Inner Radius

This value defines the start (minimum) distance from which visibility is determined. Pixels closer than this distance are considered not visible in the output but can still block visibility of the pixels between the Inner Radius and the Outer Radius. The default value is 0.

It can be a field in the input Observer Features dataset or a numerical value. If this parameter is set to a value, that value will be applied to all the observers. To specify different values for each observer, set this parameter to a field in the Observer Features dataset.

Inner Radius is 3D Distance

Type of distance for the inner radius parameter.

  • Unchecked—Inner Radius is to be interpreted as a 2D distance. This is the default.
  • Checked—Inner Radius is to be interpreted as a 3D distance.

Outer Radius

This value defines the maximum distance from which visibility is determined. Pixels beyond this distance are excluded from the analysis.

It can be a field in the input Observer Features dataset or a numerical value. If this parameter is set to a value, that value will be applied to all the observers. To specify different values for each observer, set this parameter to a field in the Observer Features dataset.

Outer Radius is 3D Distance

Type of distance for the outer radius parameter.

  • Unchecked—Outer Radius is to be interpreted as a 2D distance. This is the default.
  • Checked—Outer Radius is to be interpreted as a 3D distance.

Horizontal Start Angle

This value defines the start angle of the horizontal scan range. The value should be specified in degrees from 0 to 360.0, where 0 is oriented to north. The default value is 0.

It can be a field in the input Observer Features dataset or a numerical value. If this parameter is set to a value, that value will be applied to all the observers. To specify different values for each observer, set this parameter to a field in the Observer Features dataset.

Horizontal End Angle

This value defines the end angle of the horizontal scan range. The value should be specified in degrees from 0 to 360.0, where 0 is oriented to north. The default value is 360.0.

It can be a field in the input Observer Features dataset or a numerical value. If this parameter is set to a value, that value will be applied to all the observers. To specify different values for each observer, set this parameter to a field in the Observer Features dataset.

Vertical Upper Angle
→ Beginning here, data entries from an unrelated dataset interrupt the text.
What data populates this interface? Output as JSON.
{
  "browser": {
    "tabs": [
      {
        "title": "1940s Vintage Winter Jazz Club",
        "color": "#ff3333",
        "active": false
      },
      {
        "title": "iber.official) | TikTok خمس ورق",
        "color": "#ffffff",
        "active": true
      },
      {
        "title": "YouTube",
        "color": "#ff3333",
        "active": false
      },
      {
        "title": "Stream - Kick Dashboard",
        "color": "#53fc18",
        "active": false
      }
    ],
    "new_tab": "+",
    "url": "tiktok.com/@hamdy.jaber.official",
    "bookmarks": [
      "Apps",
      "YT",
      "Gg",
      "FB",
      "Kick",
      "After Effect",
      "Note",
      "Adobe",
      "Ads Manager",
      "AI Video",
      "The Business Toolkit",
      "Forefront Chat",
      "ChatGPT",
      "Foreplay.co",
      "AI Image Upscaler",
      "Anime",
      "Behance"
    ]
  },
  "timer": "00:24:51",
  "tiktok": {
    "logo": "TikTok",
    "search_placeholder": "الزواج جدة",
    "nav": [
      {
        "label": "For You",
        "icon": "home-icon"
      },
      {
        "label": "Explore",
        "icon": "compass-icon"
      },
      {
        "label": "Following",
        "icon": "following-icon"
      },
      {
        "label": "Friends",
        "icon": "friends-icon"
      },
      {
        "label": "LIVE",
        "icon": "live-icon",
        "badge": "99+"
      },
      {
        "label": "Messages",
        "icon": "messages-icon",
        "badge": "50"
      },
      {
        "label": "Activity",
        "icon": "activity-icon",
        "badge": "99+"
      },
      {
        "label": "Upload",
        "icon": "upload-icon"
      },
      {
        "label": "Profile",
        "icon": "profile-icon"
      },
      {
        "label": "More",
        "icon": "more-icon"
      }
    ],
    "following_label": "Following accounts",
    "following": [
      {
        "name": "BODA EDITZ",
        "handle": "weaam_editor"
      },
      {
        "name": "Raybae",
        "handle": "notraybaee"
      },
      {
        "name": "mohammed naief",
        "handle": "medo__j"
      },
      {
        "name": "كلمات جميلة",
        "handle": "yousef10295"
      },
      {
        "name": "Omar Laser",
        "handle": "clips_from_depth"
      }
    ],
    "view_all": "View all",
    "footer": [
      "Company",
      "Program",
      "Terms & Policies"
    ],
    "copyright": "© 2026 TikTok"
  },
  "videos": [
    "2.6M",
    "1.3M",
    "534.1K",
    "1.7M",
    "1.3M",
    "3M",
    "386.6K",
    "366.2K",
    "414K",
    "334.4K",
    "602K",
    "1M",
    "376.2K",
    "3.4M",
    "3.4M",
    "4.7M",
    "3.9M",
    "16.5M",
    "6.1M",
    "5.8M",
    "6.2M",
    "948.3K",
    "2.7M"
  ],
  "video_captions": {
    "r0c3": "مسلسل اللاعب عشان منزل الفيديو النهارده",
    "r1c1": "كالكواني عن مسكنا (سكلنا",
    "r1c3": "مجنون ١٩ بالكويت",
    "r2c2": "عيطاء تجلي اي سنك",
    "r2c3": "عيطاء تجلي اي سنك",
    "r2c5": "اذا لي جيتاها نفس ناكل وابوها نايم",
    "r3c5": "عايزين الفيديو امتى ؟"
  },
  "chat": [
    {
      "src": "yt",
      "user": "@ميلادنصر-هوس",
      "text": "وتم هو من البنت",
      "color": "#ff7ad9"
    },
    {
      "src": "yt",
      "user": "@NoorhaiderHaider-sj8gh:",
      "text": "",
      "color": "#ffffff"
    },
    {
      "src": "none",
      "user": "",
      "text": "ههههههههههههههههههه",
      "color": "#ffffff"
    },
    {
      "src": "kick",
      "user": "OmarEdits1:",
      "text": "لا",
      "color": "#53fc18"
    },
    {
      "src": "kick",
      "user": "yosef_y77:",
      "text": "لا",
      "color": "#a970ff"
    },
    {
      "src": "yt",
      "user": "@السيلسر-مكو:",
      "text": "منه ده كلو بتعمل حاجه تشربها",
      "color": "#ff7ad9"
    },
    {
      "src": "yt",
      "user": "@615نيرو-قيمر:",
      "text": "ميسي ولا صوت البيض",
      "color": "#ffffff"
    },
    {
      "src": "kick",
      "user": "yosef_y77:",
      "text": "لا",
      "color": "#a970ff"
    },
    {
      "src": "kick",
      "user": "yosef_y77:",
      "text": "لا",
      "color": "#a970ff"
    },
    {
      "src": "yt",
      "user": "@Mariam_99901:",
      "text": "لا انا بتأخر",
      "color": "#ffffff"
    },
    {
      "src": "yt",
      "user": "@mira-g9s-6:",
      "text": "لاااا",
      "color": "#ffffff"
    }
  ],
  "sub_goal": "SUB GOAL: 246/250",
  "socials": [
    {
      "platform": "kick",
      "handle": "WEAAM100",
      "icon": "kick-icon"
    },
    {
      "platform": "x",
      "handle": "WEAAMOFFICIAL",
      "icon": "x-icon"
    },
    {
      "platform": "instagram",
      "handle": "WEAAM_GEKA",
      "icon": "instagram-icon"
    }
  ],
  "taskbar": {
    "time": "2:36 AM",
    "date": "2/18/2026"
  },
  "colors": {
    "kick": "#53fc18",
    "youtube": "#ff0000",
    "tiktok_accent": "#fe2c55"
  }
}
This value defines the upper vertical angle limit of the scan above a horizontal plane. The value should be specified in degrees from 0 to 90.0, which can be integer or floating point. The default value is 90.0.

It can be a field in the input Observer Features dataset or a numerical value. If this parameter is set to a value, that value will be applied to all the observers. To specify different values for each observer, set this parameter to a field in the Observer Features dataset.

Vertical Lower Angle

This value defines the lower vertical angle limit of the scan below a horizontal plane. The value should be specified in degrees from -90.0 to 0, which can be integer or floating point. The default value is -90.0.

It can be a field in the input Observer Features dataset or a numerical value. If this parameter is set to a value, that value will be applied to all the observers. To specify different values for each observer, set this parameter to a field in the Observer Features dataset.

Environment settings

Geoprocessing Environment settings for global functions are controlled at the application level. Setting processing environments in ArcGIS Pro can be done by selecting the Environments button on the Analysis tab. See Analysis environments and Spatial Analyst for additional details on environment settings.

The following environments are supported by this global function: